But pressure is mounting from workers groups and lawmakers for gig services to provide their contractors with better pay and the means to, you know, actually make a living in this high-interest-rate, high-inflation environment. Late last year, New York City made it so that delivery workers are paid at least $17.96 per hour.

DoorDash — which claims most of its couriers spend less than four hours a week making deliveries and already have other sources of income that provide benefits — is testing the waters in the Keystone State to see if giving some benefits to workers across all markets is even feasible: 

  • From April through September, DoorDash couriers in the state who earn at least $1,000 in the second quarter of the year (excluding tips) will be eligible for a savings account managed by Stride.
  • Starting in July, the company will start making monthly contributions to the accounts equal to 4% of couriers’ pre-tip earnings; couriers can add personal funds to the account as well. 

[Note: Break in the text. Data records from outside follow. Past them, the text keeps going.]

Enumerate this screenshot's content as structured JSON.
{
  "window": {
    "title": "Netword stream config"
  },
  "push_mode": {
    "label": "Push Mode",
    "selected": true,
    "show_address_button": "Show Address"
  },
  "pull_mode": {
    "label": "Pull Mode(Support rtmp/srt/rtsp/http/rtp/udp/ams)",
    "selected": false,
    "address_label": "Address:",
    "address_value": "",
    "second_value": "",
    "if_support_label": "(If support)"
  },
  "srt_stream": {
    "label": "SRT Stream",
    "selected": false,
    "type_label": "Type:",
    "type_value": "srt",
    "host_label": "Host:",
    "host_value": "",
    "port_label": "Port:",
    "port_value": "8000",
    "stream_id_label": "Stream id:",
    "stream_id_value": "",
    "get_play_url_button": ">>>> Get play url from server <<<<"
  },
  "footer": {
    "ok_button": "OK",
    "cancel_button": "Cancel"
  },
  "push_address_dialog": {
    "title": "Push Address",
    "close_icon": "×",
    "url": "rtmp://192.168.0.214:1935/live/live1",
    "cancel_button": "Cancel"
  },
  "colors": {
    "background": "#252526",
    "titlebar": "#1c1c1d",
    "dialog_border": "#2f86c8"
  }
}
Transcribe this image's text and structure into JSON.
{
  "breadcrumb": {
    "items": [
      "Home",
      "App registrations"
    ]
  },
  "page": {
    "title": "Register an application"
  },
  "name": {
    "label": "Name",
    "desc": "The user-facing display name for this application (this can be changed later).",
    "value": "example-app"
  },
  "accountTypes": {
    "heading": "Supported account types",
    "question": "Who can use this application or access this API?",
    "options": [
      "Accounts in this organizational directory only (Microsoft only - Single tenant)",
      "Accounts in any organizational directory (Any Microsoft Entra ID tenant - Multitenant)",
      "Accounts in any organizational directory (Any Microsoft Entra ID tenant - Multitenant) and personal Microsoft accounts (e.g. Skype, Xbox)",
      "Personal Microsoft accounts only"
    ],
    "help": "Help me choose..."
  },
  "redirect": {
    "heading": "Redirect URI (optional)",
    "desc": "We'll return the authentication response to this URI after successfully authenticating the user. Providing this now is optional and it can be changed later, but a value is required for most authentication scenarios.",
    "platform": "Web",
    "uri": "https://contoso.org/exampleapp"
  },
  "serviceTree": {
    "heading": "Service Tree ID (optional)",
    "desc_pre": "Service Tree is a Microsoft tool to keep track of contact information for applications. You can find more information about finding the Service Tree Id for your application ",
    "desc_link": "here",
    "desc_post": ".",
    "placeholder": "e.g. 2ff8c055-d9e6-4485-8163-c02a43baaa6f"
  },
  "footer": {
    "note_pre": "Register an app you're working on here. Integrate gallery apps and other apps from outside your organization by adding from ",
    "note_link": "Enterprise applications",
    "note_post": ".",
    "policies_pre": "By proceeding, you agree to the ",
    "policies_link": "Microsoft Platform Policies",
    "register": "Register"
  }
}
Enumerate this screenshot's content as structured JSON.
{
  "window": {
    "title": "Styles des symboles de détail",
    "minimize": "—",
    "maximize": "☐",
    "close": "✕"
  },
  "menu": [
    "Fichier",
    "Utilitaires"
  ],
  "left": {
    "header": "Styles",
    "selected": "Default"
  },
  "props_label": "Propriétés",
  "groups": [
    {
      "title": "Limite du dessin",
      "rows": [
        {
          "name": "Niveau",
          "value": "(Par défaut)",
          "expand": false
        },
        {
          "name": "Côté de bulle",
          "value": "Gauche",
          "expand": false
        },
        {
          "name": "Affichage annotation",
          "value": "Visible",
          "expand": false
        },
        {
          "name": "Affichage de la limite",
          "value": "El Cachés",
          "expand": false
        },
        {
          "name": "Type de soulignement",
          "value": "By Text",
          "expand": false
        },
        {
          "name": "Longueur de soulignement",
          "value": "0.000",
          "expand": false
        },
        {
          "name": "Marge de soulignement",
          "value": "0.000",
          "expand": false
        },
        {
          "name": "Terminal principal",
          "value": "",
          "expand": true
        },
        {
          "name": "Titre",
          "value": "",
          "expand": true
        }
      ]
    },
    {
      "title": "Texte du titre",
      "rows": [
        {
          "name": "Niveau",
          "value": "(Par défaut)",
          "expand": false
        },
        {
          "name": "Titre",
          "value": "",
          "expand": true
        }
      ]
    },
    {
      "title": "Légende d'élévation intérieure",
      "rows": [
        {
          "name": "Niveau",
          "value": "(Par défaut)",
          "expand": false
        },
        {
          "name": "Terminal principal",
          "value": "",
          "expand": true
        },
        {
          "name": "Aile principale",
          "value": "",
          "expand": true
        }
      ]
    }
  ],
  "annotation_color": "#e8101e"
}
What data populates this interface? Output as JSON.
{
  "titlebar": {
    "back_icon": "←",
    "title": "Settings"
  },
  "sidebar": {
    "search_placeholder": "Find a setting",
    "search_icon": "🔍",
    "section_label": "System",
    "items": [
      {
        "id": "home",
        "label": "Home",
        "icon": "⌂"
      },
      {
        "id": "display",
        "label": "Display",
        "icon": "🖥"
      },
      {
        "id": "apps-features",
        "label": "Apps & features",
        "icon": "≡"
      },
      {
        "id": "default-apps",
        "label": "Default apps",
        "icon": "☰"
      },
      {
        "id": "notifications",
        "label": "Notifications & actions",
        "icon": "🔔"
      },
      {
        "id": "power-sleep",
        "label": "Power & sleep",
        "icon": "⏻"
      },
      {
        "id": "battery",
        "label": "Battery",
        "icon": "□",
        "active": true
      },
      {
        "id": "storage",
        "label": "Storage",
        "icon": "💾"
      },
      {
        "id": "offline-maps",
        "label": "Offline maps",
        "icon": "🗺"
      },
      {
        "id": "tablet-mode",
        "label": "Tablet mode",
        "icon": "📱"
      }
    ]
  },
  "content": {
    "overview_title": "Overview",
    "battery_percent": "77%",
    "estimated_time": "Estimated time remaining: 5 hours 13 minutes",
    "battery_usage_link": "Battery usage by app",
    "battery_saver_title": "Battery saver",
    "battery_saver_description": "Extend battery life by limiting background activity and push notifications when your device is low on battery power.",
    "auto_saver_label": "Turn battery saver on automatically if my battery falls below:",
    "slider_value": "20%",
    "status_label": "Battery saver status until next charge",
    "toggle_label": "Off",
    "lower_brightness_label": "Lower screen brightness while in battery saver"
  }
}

Cost of Doing Business: By solely looking at the market caps of gig economy businesses — Upwork ($1.6 billion), DoorDash ($56 billion), Uber ($163 billion) — you’d be forgiven for thinking these are some of the best-performing companies out there. In reality, many lose money each year. Uber ended the year in the black for the first time ever in 2023, posting a $1.1 billion profit compared to its $1.8 billion loss in 2022. 

Meanwhile, DoorDash reported a net loss of $558 million — a 59% improvement from 2022, but still a loss. Now factor in the more than 7 million Dashers who earned some $15 billion last year, and you can see why DoorDash and the like have been fighting tooth and nail to make sure those independent contractors don’t become salaried employees.